Doorstep lender Morses Club has posted a £43m loss after being flooded with claims from borrowers over “unaffordable” lending. Morses Club boss Gary Marshall said: “The last 12 months have been challenging for the company and we fully recognise the current challenges we as a group still face.” The stock is down almost 90% since the start of the year but shares rose 5% in early trading on Thursday.
Hays to pay out £168m in dividends after bumper year
Recruitment firm Hays on Thursday reported group operating profits were up 128% to £210.1m for the year to June 30, against the previous year. Fees grew by 30% to £1.19bn for the year. Bosses hailed the “excellent” performance and revealed plans for an almost £170m shareholder windfall.
Landlords face rent arrears as benefits shrink
A combination of soaring rents since the pandemic and the Government’s housing benefits freeze means that many tenants are increasingly unable to pay their rent, new research shows. Monthly rental prices have climbed by 12% since the pandemic began, yet there has been no increase in housing benefits payments, leaving many of England’s low-income renters with a shortfall more than triple what the most recent official figures suggest. Richard Donnell of Zoopla points out that the tightening supply of rental properties was compounded by the Government’s buy-to-let crackdown, which is pushing landlords to sell up.
UK retail sales rise in August
The CBI's retail sales balance for August increased to +37 from -4 in July, although confidence among companies about their business outlook for the next three months hit -22%, down from -13% in May and the lowest level since the first lockdown in May 2020. Prices for customers continued to rise, with 88% of retailers stating the average price at which they sold their goods had risen in the year to August and only 1% said that prices had fallen, giving a net balance of 87%. The figure in July's survey was 77%. The CBI survey also suggest that online sales fell in August compared with the same month in 2021. The net balance for internet shopping was at -7%, up from -37% in July. Martin Sartorius, principal economist at the CBI, said: "Firms need support from government to encourage investment and create sustainable growth. Business rates reform and a more flexible apprenticeship levy will help with dwindling business."
Cash support for households could trigger further rate rises
Analysts at Bank of America have said handing billions of pounds to the public to help them cope with high energy costs could spur inflation and prompt the Bank of England into raising rates. “Providing stimulus mainly via transfers to households would leave in place a very high inflation peak” of 15%, Bank of America said. “A price cap has the advantages of clarity and preventing anyone from falling between the cracks of various support mechanism,” the bank added.
British households £160 worse off in July than a year ago
Research by the supermarket Asda reveals that British households were on average £160 worse off in July than a year earlier.

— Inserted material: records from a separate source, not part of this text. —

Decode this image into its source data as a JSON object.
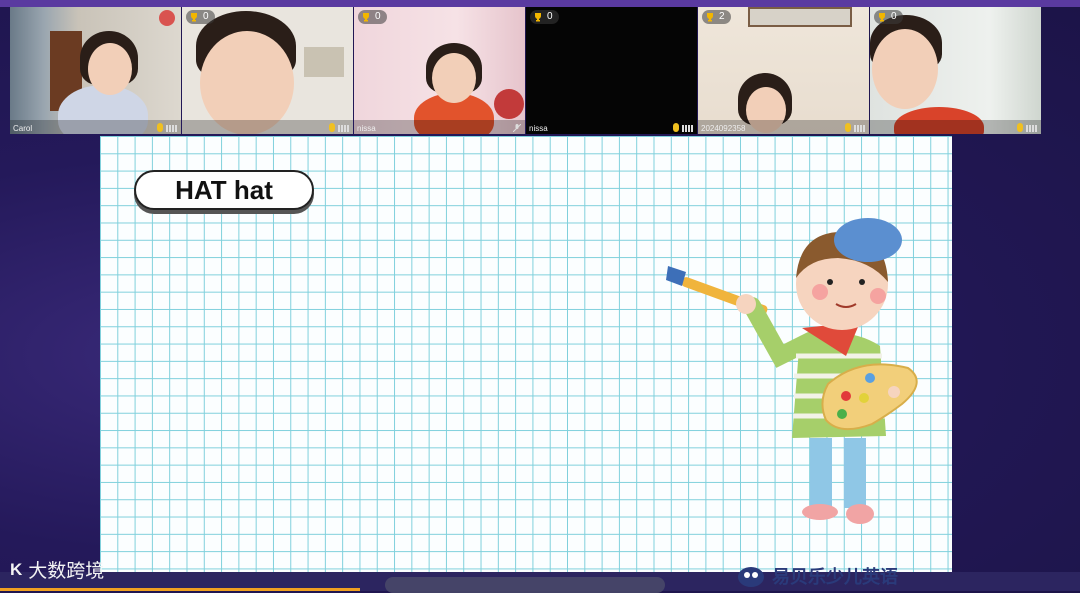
{
  "participants": [
    {
      "name": "Carol",
      "score": "",
      "muted_badge": true
    },
    {
      "name": "",
      "score": "0",
      "muted_badge": false
    },
    {
      "name": "nissa",
      "score": "0",
      "muted_badge": false
    },
    {
      "name": "nissa",
      "score": "0",
      "muted_badge": false
    },
    {
      "name": "2024092358",
      "score": "2",
      "muted_badge": false
    },
    {
      "name": "",
      "score": "0",
      "muted_badge": false
    }
  ],
  "board": {
    "word": "HAT hat"
  },
  "watermark": {
    "left_text": "大数跨境",
    "left_logo": "K"
  },
  "brand": {
    "text": "易贝乐少儿英语"
  },
  "colors": {
    "grid": "#7fd0dc",
    "accent": "#f0a020"
  }
}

The under-30s are among the hardest hit by sharp increases in the price of essentials including rent, groceries, transport costs and utility bills, Asda’s research found, resulting in an almost 22% slide in disposable income for this group in July compared with a year earlier. The retailer pledged to do all that it could to help people hit by the cost of living crisis.
SEC tightens scrutiny on executive pay

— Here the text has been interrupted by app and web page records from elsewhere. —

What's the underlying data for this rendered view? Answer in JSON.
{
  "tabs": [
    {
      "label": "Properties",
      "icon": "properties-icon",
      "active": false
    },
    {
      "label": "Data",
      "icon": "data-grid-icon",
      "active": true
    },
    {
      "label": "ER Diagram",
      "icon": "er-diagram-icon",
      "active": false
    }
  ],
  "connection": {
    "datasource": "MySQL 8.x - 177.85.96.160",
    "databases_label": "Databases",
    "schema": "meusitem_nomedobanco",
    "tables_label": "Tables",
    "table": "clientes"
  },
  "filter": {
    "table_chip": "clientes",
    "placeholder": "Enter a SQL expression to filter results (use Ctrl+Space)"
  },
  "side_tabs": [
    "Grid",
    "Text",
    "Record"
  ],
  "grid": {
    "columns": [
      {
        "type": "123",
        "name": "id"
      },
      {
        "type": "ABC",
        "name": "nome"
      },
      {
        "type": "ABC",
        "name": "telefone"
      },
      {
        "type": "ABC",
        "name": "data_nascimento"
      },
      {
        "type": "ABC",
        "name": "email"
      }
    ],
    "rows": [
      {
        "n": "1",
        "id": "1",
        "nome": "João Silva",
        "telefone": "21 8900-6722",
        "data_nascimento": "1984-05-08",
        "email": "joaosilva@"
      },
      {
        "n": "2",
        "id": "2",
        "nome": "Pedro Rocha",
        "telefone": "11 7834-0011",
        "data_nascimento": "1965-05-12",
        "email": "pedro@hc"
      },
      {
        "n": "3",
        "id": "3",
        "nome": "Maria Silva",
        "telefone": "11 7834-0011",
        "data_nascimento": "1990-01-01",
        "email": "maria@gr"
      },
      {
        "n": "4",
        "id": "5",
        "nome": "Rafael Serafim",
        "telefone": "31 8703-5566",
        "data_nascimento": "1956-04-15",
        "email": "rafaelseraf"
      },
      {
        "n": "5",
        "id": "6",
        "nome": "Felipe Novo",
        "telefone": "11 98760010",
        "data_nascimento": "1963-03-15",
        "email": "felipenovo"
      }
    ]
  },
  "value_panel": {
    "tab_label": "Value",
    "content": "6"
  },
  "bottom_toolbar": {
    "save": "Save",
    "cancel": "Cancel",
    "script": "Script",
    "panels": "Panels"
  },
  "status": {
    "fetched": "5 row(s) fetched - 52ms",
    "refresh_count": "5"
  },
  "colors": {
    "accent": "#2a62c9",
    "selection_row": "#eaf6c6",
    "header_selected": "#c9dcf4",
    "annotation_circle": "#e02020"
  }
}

A new Securities and Exchange Commission (SEC) rule will require publicly traded firms in the US to disclose more details about how senior managers are paid, including performance incentives. The regulator on Thursday voted to require companies to disclose how well top management's pay tracked with corporate performance over several years. SEC Chair Gary Gensler said the new rule will help shareholders “assess a public company's decision-making with respect to its executive compensation policies.”